In this respect, I agree with Barris. I do think he is “obsessed” with race, but I don’t see that as an inherently bad thing or a particularly interesting critique. It’s not surprising that a Black man navigating a very white industry would have some sort of preoccupation with race, the thing that thoroughly permeates all our lives. All art-making, on some level, is an exercise in obsession, so it makes sense that the themes Barris comes back to would be closely related to his own life. I just wish these explorations were more interesting, more fruitful, funnier.
My frustration lies with the constant depictions of interracial relationships and romance on screen that rehash the same tired tropes. For decades, film and television have used the interracial couple as a tool with which to make some larger commentary or observation on race relations in America—but from You People to Guess Who’s Coming to Dinner? to West Side Story to Jungle Fever to The Big Sick to I Love Lucy, these stories have almost always centered on whiteness. So many fewer romantic comedies have explored interracial relationships where neither partner is white (The Lovebirds is the most recent mainstream example of this).
I wonder when the interracial rom-com will expand its concerns and move beyond the question of whether white people and Black people, or white and Asian people, etc., will ever be able to truly fall in love and build lives, as if that is the most important question to ask when it comes to love and race in modern America.

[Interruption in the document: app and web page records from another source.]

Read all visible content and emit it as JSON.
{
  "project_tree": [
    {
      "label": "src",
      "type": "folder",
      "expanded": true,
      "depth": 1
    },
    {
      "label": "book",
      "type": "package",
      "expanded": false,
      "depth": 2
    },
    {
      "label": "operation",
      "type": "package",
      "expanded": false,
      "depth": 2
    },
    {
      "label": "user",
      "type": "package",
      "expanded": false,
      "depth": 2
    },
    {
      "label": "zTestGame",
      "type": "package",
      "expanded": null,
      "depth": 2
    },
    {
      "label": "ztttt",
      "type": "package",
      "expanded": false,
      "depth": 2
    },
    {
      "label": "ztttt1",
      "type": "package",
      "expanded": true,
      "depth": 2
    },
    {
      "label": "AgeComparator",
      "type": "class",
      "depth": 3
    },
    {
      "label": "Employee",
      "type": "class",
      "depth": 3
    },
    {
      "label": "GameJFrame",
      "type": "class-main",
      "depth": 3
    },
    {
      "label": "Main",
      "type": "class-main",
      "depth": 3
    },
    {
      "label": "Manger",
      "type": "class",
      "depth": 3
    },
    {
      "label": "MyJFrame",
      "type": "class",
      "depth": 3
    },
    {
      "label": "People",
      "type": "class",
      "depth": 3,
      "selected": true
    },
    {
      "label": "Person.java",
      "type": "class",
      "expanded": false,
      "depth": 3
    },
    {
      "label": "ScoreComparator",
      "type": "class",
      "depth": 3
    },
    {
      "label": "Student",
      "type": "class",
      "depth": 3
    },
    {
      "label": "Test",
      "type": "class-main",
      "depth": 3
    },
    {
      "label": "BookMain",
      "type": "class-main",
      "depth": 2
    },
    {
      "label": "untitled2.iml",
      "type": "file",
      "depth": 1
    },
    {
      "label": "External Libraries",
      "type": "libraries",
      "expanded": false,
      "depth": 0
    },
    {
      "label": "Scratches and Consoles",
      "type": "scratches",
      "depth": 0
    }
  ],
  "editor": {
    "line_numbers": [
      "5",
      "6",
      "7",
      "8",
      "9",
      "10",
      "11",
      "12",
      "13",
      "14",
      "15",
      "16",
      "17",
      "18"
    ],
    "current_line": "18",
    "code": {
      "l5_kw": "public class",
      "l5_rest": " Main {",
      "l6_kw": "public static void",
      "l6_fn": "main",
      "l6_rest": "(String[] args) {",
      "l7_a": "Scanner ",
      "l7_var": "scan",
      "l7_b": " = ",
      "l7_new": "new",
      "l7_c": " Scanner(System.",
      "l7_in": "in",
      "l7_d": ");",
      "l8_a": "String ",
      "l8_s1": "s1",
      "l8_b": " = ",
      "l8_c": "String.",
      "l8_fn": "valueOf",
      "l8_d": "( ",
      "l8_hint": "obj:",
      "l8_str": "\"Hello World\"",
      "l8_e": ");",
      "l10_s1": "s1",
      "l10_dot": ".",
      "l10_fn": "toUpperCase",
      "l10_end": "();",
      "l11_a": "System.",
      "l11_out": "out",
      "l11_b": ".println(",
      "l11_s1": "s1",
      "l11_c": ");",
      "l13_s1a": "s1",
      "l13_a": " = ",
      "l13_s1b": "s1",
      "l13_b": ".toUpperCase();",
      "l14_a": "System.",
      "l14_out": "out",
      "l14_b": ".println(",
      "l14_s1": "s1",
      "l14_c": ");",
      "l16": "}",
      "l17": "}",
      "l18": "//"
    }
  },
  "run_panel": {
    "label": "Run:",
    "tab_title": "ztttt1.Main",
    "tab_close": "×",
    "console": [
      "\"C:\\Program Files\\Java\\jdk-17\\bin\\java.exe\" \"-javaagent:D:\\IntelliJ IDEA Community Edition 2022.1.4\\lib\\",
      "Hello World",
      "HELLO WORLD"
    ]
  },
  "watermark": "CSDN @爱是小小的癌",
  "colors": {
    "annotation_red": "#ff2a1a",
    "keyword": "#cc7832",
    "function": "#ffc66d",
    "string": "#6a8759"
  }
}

Ultimately, my biggest issue with You People is not what it is, but what it could be, which isn’t (entirely) the fault of the film. Respectfully, you don’t go to Kenya Barris for nuanced explorations or elevated racial humor; you go to him for a broader, hollowly provocative, more feel-good approach. I can’t get mad at a film that doesn’t invite me to actually feel anything. The real blame must be placed on a larger entertainment landscape that keeps giving the same five people the opportunity to tell the same five stories.